[Exercise objective]
Below are records; write all of them out exactly.

(Web page and app entries)
▽

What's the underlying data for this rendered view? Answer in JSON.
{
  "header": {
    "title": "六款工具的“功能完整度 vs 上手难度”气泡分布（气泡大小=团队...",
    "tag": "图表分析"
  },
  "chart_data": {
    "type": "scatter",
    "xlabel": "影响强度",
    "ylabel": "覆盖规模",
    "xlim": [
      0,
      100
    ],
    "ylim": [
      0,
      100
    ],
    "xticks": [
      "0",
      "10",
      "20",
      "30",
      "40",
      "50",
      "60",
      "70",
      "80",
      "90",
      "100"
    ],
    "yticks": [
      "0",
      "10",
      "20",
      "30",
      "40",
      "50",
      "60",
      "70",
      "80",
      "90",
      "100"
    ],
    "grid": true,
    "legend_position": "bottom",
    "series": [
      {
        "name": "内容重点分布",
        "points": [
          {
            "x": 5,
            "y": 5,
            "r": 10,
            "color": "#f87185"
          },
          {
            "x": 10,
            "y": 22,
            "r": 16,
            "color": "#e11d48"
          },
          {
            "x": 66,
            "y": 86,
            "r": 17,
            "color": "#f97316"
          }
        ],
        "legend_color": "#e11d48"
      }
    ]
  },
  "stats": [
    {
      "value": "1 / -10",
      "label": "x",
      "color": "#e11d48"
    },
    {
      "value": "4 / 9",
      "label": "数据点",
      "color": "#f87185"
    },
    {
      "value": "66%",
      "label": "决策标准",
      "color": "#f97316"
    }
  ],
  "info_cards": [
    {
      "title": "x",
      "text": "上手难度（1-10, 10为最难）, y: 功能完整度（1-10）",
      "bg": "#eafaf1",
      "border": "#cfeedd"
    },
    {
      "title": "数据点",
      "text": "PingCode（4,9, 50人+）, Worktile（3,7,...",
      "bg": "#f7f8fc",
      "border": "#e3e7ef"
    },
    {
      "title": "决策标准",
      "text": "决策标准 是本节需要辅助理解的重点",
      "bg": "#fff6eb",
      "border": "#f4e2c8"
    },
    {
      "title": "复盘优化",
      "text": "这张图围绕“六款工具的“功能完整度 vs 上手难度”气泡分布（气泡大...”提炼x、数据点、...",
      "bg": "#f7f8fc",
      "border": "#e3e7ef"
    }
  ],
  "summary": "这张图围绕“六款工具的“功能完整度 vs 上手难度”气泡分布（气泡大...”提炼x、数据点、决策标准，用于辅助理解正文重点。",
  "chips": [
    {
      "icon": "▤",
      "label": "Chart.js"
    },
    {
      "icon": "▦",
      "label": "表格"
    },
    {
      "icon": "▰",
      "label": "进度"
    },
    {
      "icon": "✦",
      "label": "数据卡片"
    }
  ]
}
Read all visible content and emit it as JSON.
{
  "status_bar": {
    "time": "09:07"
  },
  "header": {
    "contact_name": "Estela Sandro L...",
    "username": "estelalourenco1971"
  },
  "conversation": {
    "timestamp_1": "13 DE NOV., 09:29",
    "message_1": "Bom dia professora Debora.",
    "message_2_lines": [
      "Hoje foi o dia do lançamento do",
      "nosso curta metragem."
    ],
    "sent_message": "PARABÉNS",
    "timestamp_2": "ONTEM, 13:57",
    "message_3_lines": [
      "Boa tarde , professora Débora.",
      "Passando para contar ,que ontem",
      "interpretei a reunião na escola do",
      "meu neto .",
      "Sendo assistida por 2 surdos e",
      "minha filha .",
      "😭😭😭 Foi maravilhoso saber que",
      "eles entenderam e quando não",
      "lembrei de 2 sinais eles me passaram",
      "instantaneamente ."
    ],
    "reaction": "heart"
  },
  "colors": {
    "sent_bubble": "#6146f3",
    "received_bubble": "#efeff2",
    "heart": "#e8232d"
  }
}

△

[Result for this exercise]
What's the underlying data for this rendered view? Answer in JSON.
{
  "header": {
    "title": "六款工具的“功能完整度 vs 上手难度”气泡分布（气泡大小=团队...",
    "tag": "图表分析"
  },
  "chart_data": {
    "type": "scatter",
    "xlabel": "影响强度",
    "ylabel": "覆盖规模",
    "xlim": [
      0,
      100
    ],
    "ylim": [
      0,
      100
    ],
    "xticks": [
      "0",
      "10",
      "20",
      "30",
      "40",
      "50",
      "60",
      "70",
      "80",
      "90",
      "100"
    ],
    "yticks": [
      "0",
      "10",
      "20",
      "30",
      "40",
      "50",
      "60",
      "70",
      "80",
      "90",
      "100"
    ],
    "grid": true,
    "legend_position": "bottom",
    "series": [
      {
        "name": "内容重点分布",
        "points": [
          {
            "x": 5,
            "y": 5,
            "r": 10,
            "color": "#f87185"
          },
          {
            "x": 10,
            "y": 22,
            "r": 16,
            "color": "#e11d48"
          },
          {
            "x": 66,
            "y": 86,
            "r": 17,
            "color": "#f97316"
          }
        ],
        "legend_color": "#e11d48"
      }
    ]
  },
  "stats": [
    {
      "value": "1 / -10",
      "label": "x",
      "color": "#e11d48"
    },
    {
      "value": "4 / 9",
      "label": "数据点",
      "color": "#f87185"
    },
    {
      "value": "66%",
      "label": "决策标准",
      "color": "#f97316"
    }
  ],
  "info_cards": [
    {
      "title": "x",
      "text": "上手难度（1-10, 10为最难）, y: 功能完整度（1-10）",
      "bg": "#eafaf1",
      "border": "#cfeedd"
    },
    {
      "title": "数据点",
      "text": "PingCode（4,9, 50人+）, Worktile（3,7,...",
      "bg": "#f7f8fc",
      "border": "#e3e7ef"
    },
    {
      "title": "决策标准",
      "text": "决策标准 是本节需要辅助理解的重点",
      "bg": "#fff6eb",
      "border": "#f4e2c8"
    },
    {
      "title": "复盘优化",
      "text": "这张图围绕“六款工具的“功能完整度 vs 上手难度”气泡分布（气泡大...”提炼x、数据点、...",
      "bg": "#f7f8fc",
      "border": "#e3e7ef"
    }
  ],
  "summary": "这张图围绕“六款工具的“功能完整度 vs 上手难度”气泡分布（气泡大...”提炼x、数据点、决策标准，用于辅助理解正文重点。",
  "chips": [
    {
      "icon": "▤",
      "label": "Chart.js"
    },
    {
      "icon": "▦",
      "label": "表格"
    },
    {
      "icon": "▰",
      "label": "进度"
    },
    {
      "icon": "✦",
      "label": "数据卡片"
    }
  ]
}
Read all visible content and emit it as JSON.
{
  "status_bar": {
    "time": "09:07"
  },
  "header": {
    "contact_name": "Estela Sandro L...",
    "username": "estelalourenco1971"
  },
  "conversation": {
    "timestamp_1": "13 DE NOV., 09:29",
    "message_1": "Bom dia professora Debora.",
    "message_2_lines": [
      "Hoje foi o dia do lançamento do",
      "nosso curta metragem."
    ],
    "sent_message": "PARABÉNS",
    "timestamp_2": "ONTEM, 13:57",
    "message_3_lines": [
      "Boa tarde , professora Débora.",
      "Passando para contar ,que ontem",
      "interpretei a reunião na escola do",
      "meu neto .",
      "Sendo assistida por 2 surdos e",
      "minha filha .",
      "😭😭😭 Foi maravilhoso saber que",
      "eles entenderam e quando não",
      "lembrei de 2 sinais eles me passaram",
      "instantaneamente ."
    ],
    "reaction": "heart"
  },
  "colors": {
    "sent_bubble": "#6146f3",
    "received_bubble": "#efeff2",
    "heart": "#e8232d"
  }
}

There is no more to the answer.